Each line of the data below that holds the word "then" is to be reported in full.

### GIVEN RECORDS
========================================
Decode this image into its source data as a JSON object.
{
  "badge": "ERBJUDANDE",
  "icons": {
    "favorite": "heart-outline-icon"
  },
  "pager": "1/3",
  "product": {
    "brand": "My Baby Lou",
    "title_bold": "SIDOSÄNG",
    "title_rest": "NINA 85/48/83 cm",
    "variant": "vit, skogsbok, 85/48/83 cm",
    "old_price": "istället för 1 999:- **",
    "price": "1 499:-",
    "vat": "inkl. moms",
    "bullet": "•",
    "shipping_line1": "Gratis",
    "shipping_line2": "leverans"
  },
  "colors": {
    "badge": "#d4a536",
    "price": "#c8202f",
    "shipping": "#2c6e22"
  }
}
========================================
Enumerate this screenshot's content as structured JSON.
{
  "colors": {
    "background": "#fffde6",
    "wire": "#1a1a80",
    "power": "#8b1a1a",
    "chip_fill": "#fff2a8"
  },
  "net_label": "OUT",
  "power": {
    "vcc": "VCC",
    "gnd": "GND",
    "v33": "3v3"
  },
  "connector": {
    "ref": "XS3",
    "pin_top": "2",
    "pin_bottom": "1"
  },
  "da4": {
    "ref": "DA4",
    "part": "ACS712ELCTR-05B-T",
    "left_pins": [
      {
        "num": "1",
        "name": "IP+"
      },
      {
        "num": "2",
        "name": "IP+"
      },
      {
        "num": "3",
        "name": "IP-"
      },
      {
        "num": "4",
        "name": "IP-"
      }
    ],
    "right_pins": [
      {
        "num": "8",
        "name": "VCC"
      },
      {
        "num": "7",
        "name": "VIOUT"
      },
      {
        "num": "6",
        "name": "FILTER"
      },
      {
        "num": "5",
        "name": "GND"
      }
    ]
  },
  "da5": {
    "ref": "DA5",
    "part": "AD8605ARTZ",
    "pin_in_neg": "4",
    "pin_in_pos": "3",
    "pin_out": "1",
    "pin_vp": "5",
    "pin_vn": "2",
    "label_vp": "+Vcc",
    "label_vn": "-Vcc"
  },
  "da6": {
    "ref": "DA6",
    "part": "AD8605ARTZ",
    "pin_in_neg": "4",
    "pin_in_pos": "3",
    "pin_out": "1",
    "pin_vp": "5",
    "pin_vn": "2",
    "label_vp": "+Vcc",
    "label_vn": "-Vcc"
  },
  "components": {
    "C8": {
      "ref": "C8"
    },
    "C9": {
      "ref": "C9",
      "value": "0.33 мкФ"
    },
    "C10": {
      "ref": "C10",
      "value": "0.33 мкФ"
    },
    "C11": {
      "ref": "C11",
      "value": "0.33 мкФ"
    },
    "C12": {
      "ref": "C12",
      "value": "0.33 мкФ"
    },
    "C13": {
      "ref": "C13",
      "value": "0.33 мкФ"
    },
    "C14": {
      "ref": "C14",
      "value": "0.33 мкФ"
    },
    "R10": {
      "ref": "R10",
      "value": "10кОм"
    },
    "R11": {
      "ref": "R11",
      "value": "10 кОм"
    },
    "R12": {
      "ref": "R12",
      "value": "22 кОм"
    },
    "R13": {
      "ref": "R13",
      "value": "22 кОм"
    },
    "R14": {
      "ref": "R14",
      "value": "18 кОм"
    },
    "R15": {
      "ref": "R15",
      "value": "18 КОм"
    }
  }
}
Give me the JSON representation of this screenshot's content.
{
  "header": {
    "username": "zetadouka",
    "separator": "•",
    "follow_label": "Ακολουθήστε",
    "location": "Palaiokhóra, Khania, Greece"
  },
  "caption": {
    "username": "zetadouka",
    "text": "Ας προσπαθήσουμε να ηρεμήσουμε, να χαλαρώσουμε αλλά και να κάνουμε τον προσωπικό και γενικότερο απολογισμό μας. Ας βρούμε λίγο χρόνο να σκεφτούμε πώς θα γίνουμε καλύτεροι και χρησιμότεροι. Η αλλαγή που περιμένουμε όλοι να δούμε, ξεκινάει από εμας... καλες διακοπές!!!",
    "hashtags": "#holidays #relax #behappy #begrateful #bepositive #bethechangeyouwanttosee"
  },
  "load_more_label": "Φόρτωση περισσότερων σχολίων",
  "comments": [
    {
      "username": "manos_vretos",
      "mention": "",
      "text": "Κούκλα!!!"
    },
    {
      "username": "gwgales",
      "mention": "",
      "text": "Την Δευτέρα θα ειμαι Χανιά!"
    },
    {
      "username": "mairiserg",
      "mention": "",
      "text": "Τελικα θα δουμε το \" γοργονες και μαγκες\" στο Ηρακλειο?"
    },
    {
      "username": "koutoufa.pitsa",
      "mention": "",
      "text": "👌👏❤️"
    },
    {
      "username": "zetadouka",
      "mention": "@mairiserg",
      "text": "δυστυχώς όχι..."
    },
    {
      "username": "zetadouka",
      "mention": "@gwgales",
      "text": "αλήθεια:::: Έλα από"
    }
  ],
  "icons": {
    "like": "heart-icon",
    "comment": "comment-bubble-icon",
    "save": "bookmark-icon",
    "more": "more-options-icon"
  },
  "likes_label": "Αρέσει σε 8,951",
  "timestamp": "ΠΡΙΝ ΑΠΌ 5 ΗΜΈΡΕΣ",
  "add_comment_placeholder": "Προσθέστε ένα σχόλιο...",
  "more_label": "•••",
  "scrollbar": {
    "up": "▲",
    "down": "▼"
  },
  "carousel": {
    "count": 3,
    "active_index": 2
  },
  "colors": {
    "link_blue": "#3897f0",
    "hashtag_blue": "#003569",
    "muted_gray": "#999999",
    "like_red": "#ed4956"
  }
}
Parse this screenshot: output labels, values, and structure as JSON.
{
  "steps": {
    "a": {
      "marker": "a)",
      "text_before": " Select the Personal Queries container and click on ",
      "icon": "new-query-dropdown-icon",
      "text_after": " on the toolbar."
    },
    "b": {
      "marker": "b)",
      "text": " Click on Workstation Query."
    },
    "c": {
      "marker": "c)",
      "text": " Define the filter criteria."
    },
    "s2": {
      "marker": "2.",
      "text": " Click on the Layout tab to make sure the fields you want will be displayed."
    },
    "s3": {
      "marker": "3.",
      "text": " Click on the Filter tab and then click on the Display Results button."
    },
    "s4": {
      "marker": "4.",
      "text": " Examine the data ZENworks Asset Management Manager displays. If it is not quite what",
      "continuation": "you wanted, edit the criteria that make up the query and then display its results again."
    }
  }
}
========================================
### ANSWER SECTION
      "text": " Click on the Filter tab and then click on the Display Results button."
      "continuation": "you wanted, edit the criteria that make up the query and then display its results again."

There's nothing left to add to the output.